We are society’s pin cushion. We are the punching bag for society to use at their leisure because that’s what we signed up for. And you know what, with all of that, all that stress and sadness, we still come back to work. Why? We love what we do because, like us or not, society needs us even if they don’t want us. Will a lot of us make mistakes? Yes, of course we will, because we’re human and we’re not perfect. We’re black, white, Hispanic, Asian, Christian, Jewish, Sikh, Hindu, Muslim, atheist, agnostic, men and women. We all bleed the same red blood as everyone else, and yes, we have feelings too. It is time to stop treating us like we are an alien species out to hunt you down and kill you.  

Source link

Lisa Holden
Lisa Holden
Lisa Holden is a news writer for LinkDaddy News. She writes health, sport, tech, and more.
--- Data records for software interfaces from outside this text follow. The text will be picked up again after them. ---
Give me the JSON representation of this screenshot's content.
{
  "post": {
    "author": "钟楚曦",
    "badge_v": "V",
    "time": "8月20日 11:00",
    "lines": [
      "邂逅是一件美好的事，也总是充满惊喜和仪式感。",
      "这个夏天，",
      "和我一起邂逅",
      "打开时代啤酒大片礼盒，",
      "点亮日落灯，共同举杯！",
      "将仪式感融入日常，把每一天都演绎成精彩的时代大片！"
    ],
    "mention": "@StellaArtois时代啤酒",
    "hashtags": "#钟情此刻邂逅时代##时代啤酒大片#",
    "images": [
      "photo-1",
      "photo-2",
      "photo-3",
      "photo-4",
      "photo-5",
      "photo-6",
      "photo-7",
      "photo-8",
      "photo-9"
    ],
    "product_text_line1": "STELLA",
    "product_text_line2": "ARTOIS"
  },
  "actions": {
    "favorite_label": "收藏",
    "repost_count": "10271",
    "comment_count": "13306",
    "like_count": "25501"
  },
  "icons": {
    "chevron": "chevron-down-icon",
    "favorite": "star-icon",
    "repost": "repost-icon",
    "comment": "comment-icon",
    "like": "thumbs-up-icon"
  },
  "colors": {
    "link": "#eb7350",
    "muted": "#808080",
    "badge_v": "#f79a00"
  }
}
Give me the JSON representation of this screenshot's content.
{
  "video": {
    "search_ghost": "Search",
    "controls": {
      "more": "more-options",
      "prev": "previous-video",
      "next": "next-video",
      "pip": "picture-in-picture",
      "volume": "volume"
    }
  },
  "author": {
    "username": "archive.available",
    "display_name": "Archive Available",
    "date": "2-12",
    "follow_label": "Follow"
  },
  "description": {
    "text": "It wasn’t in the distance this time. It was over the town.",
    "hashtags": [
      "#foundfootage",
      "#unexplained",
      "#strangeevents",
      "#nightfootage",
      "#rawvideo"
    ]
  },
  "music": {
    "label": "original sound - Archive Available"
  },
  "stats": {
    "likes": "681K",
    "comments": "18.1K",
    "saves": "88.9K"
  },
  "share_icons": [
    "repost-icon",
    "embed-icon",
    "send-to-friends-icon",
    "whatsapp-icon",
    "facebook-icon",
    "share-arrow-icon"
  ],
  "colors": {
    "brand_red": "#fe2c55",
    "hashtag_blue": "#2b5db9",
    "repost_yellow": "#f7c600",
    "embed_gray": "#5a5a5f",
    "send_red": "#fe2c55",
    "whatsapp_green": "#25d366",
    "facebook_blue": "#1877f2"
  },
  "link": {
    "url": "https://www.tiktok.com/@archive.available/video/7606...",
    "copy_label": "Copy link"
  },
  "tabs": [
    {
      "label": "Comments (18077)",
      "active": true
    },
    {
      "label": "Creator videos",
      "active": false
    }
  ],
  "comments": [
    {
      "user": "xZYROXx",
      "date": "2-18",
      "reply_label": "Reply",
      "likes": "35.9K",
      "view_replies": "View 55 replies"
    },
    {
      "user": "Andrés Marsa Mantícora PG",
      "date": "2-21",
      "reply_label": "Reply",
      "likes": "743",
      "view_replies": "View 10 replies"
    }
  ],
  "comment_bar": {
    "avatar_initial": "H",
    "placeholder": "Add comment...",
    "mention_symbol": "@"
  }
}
Some of her favorite topics include the latest trends in fitness and wellness, the best ways to use technology to improve your life, and the latest developments in medical research.

Recent posts

Related articles

China Cash Wired to Joe Biden's Delaware Address – in 2019

In the summer of 2019, when the Democratic primaries were underway, Hunter Biden was receiving hundreds of...

Biden Administration's Double Standard on Full Display as German Homeschooling Family Faces Deportation

As chaos reigns on the U.S. southern border and illegal immigrants pour into the country, breaking records...

WATCH: That 'Don't Let Joe Biden Trip' Strategy Didn't Quite Work as Biden Slips Getting off Plane

The Biden team had been trying to reduce Joe Biden's possibility of tripping by having him use...

Santa Barbara Congressman's Climate Action Scheme Threatens American Prosperity

United States Congressman Salud Carbajal (CA-24) visited the Community Environmental Council Hub in Santa Barbara this week...

Geriatric Confusion and Pandering Abound During Joe Biden's Trip to the UAW Picket Line

Joe Biden showed up in Michigan on Tuesday to pledge his support for the UAW as the...

Joy Reid and Steve Schmidt Deliver Deranged Trump-Hitler Rant That Shows How Insane MSNBC Truly Is

In the battle for which left-wing network is the craziest, CNN has put up a good fight....

The Stage Is Now Set for the Second GOP Debate – Who Made the Cut?

The field for Wednesday night's GOP Presidential Primary Debate has now been officially set, and it's narrowed...

NEW: Hunter Biden Sues Rudy Giuliani for 'Hacking,' Makes Astonishing Claim About Infamous Laptop

Joe Biden's wayward son filed a lawsuit against Giuliani in the U.S. District Court of Central California...